The heart of the old town features almost all must-see attractions in Novi Sad. The pedestrian zone consists of Zmaj Jovina, Pašićeva, Svetozara Miletića, Laze Telečkog, part of Dunavska streets, Katolička porta and Trg slobode squares. The Freedom Square (Trg slobode) has been the stage for most significant events, whether cultural or political. It is also the usual rendezvous point and the man place for feeding fat pigeons. The square is dominated by two buildings facing one another: City Hall built in 1895 (an exact copy of the City Hall in Graz) and the Name of Mary Roman Catholic Church known as the Cathedral, built in 1895 in the neo-gothic style. The square is encircled by the ‘lead soldier’ building from 1909 (dubbed so after the sculpture of an armoured soldier carrying a halberd, perched on the top of the building), Bank of Vojvodina building (erstwhile Grand Hotel Mayer) and the long two-floor building of Vojvodina Hotel from 1746 (the oldest hotel in town). A monument to Svetozar Miletić, Novi Sad mayor and a champion of political rights of the Serbs in the 19th century occupies the centre of the square.
From there, the pedestrian zone further stretches to Zmaj Jovina Street, the main promenade and the commercial centre of the town. The street is lined with numerous open-terrace cafés and pastry shops, favourite with those who love to sit back and idly watch the world go by. A monument to Jovan Jovanović Zmaj (Zmaj - Dragon), Serbian doctor and poet, loved for his nursery rhymes, is at the far end of the street.
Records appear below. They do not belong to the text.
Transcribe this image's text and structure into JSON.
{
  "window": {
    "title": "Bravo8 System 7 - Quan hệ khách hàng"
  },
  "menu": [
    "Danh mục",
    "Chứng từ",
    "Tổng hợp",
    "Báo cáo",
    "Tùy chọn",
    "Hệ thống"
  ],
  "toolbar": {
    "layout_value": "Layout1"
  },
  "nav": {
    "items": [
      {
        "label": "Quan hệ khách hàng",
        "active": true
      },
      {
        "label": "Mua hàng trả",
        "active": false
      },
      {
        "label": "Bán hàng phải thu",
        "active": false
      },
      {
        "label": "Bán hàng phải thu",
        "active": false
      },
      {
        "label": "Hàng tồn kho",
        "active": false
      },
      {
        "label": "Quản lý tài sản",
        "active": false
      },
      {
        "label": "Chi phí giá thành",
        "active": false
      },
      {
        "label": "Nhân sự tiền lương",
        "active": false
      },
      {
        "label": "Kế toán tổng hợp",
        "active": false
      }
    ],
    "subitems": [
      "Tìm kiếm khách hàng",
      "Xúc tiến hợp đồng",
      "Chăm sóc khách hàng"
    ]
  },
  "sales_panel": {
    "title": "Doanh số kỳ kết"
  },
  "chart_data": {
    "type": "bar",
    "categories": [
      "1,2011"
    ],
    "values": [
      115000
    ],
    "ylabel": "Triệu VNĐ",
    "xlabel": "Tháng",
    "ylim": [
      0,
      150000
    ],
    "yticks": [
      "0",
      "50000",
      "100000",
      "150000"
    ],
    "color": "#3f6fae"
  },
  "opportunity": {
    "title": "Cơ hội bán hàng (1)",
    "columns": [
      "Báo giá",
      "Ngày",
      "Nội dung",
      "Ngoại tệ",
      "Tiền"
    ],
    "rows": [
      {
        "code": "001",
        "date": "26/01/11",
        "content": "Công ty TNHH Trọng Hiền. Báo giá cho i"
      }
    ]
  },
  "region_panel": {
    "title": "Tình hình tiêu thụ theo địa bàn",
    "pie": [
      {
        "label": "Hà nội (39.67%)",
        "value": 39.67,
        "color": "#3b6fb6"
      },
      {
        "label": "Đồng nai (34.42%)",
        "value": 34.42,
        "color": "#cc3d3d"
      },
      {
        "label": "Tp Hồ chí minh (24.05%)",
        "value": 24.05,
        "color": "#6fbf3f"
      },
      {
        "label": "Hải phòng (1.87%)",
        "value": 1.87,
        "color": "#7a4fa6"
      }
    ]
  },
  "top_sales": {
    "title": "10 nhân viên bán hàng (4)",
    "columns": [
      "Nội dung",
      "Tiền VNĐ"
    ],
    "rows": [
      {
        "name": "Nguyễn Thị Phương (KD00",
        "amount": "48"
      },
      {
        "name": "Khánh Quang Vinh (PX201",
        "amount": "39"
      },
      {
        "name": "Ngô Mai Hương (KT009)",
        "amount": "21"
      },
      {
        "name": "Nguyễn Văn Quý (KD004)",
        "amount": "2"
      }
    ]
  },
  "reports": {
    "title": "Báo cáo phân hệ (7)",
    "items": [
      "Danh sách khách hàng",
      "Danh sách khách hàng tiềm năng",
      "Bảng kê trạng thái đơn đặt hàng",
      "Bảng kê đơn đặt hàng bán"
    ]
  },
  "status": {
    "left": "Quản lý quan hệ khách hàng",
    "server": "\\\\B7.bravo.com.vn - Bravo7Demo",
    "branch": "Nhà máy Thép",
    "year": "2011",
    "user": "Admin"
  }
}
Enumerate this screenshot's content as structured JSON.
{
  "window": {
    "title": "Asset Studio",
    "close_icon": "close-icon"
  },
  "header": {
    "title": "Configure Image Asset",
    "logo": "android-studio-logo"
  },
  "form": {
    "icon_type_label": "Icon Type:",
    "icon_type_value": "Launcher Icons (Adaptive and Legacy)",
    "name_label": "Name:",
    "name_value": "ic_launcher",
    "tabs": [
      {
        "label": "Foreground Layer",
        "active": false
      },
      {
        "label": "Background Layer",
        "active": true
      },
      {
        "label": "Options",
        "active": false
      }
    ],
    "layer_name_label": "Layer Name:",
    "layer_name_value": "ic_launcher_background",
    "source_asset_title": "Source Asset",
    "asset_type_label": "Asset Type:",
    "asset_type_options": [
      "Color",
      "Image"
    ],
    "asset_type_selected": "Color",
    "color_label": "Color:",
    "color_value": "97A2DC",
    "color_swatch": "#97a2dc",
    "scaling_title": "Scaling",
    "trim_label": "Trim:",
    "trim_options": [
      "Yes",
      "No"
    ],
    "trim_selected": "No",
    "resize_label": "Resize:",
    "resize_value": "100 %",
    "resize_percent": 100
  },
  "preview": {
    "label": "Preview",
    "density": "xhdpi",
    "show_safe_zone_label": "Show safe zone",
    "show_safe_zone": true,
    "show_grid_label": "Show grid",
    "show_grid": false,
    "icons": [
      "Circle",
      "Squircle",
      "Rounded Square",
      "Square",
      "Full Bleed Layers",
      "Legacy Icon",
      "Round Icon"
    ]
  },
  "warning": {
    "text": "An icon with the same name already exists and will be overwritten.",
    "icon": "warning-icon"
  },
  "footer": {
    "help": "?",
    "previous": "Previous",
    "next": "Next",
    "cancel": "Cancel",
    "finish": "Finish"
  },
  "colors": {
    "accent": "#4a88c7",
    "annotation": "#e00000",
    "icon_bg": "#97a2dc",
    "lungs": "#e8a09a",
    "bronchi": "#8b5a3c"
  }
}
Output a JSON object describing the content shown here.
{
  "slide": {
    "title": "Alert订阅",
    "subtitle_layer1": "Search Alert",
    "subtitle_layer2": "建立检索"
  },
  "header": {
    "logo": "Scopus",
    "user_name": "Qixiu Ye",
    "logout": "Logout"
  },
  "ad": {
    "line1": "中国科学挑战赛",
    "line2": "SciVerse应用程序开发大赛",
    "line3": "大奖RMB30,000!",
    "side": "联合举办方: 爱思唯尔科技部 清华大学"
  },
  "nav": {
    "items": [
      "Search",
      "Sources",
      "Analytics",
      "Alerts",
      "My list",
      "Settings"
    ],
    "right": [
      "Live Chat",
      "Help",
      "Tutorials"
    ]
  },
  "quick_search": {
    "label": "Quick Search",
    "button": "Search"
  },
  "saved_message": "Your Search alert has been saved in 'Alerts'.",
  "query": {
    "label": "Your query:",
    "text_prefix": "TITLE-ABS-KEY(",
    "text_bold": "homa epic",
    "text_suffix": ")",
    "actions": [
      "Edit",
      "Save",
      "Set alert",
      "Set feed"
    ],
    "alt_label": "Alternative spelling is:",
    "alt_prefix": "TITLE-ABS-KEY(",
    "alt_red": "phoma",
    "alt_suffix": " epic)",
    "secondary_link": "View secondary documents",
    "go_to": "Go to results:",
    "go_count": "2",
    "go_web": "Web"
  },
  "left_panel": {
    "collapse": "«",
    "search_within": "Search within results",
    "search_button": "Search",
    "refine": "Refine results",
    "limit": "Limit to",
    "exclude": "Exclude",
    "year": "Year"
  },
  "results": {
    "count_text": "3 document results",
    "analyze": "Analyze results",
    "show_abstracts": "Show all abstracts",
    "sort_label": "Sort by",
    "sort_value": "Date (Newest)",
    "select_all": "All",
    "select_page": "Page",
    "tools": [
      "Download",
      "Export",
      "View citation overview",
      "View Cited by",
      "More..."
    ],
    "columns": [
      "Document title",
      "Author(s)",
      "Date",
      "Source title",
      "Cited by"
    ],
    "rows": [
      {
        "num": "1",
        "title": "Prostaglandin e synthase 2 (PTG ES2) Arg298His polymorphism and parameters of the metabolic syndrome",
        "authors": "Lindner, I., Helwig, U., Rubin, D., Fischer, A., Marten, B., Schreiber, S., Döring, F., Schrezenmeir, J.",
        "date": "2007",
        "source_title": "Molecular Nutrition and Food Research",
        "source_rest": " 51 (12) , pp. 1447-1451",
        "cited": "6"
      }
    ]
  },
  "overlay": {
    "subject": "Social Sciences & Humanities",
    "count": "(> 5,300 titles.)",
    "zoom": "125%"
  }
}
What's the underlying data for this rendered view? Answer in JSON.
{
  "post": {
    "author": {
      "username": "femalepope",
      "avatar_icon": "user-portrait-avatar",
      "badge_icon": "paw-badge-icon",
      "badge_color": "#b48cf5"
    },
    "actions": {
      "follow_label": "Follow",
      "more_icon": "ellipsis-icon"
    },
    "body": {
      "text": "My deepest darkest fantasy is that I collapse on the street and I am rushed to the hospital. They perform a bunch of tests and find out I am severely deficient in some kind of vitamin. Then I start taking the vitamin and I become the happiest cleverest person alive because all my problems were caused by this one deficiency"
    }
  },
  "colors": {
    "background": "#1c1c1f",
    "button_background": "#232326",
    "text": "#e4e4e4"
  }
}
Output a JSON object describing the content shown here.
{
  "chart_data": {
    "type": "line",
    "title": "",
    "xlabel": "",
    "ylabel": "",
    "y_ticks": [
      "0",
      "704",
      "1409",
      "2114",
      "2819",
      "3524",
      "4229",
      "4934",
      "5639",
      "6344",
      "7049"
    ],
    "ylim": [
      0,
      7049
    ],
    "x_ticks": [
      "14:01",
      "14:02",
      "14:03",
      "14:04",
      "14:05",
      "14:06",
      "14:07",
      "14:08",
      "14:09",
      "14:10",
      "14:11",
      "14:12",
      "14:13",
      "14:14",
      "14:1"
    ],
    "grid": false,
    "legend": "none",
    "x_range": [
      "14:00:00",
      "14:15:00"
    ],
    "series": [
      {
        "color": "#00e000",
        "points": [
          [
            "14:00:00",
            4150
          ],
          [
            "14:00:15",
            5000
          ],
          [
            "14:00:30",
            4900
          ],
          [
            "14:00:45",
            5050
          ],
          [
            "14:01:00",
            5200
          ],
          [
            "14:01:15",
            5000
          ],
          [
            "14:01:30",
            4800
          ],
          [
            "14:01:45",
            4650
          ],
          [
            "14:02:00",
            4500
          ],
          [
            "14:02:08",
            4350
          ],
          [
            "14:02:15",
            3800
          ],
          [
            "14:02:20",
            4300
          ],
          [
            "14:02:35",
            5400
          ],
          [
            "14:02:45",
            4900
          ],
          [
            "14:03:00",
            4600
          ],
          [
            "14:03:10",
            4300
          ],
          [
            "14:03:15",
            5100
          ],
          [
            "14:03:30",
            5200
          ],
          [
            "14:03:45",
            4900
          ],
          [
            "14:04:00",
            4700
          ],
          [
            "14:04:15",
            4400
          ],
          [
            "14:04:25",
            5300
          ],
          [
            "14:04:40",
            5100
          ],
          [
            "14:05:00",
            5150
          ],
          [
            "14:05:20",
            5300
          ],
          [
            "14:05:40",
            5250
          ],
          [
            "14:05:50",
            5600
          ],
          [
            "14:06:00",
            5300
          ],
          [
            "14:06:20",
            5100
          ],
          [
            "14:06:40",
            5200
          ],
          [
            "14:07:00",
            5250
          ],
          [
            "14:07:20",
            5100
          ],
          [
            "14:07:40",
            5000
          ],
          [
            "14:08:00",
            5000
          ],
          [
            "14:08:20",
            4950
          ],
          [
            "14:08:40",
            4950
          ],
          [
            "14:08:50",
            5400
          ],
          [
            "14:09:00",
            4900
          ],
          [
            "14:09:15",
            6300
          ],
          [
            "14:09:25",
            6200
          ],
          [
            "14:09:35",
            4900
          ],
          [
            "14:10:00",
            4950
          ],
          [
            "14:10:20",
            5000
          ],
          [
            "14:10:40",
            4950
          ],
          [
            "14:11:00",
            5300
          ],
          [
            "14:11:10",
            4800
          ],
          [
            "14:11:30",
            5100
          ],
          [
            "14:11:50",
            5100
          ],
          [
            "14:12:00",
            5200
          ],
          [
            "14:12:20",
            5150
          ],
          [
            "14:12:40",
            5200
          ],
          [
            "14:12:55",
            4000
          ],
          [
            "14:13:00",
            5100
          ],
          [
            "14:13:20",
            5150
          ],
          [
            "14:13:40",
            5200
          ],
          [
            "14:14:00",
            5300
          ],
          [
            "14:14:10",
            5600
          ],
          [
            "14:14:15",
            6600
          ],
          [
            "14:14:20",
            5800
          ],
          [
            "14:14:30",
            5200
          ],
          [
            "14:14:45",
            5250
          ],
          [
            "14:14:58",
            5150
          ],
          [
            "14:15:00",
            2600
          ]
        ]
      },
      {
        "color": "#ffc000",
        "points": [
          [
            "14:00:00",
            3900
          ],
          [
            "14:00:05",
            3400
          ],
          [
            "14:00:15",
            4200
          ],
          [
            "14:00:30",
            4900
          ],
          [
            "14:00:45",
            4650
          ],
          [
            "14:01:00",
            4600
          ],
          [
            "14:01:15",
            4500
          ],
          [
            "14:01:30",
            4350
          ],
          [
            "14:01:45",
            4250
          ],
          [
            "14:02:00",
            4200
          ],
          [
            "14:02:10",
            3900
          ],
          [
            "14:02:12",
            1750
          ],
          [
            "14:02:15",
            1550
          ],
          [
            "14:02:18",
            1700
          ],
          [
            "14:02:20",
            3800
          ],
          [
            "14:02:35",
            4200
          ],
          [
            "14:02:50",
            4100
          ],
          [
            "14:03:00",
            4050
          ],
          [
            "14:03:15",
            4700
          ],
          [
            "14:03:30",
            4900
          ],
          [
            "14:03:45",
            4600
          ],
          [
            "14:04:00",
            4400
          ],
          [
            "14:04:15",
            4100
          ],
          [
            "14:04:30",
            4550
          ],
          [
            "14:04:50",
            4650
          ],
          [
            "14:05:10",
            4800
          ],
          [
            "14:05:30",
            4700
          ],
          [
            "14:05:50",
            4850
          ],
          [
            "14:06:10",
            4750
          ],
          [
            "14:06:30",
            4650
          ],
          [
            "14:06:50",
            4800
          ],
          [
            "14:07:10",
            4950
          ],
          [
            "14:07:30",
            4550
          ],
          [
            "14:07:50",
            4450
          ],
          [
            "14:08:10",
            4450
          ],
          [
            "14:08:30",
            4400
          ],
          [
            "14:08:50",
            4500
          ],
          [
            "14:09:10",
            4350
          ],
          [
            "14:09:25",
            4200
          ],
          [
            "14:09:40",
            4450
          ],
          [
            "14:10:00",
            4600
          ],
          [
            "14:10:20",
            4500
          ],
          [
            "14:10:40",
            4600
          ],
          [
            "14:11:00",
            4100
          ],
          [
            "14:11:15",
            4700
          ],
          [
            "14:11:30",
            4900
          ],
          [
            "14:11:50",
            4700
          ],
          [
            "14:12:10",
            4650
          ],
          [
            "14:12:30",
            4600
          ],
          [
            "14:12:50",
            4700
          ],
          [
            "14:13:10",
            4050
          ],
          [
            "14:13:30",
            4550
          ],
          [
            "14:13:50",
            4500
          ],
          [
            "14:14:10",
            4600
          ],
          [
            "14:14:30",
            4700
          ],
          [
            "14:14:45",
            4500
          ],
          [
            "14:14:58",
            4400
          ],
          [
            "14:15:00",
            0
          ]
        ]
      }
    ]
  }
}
He is also known as the author of the first postcard in the world (sent from Vienna in 1870, featuring a dragon, what else). The street ends with the building of the Bishop’s Palace, which is the see of the Bačka Episcopacy of the Serbian Orthodox Church (built in 1901), with the Cathedral Church (Saborna) right behind. The corner of Zmaj Jovina and Dunavska streets is the location of the oldest preserved house in Novi Sad (1720) known as ‘At the White Lion’s’, which nowadays houses the Irish Pub.
Dunavska street, also packed with shops and cafés, leads towards the Danube Park and the Danube river. At the beginning of the street, you can see one of the pockmarks on the town face - the cannon ball which remained buried in the building exterior walls (where it landed during the 1849 shelling of the town). A characteristic feature of these old streets are numerous passageways and courtyards concealing many restaurants, cafés and boutiques, so plunge in and enjoy. The latest town attraction is the small street of Laze Telečkog, full of cafés, bars and restaurants.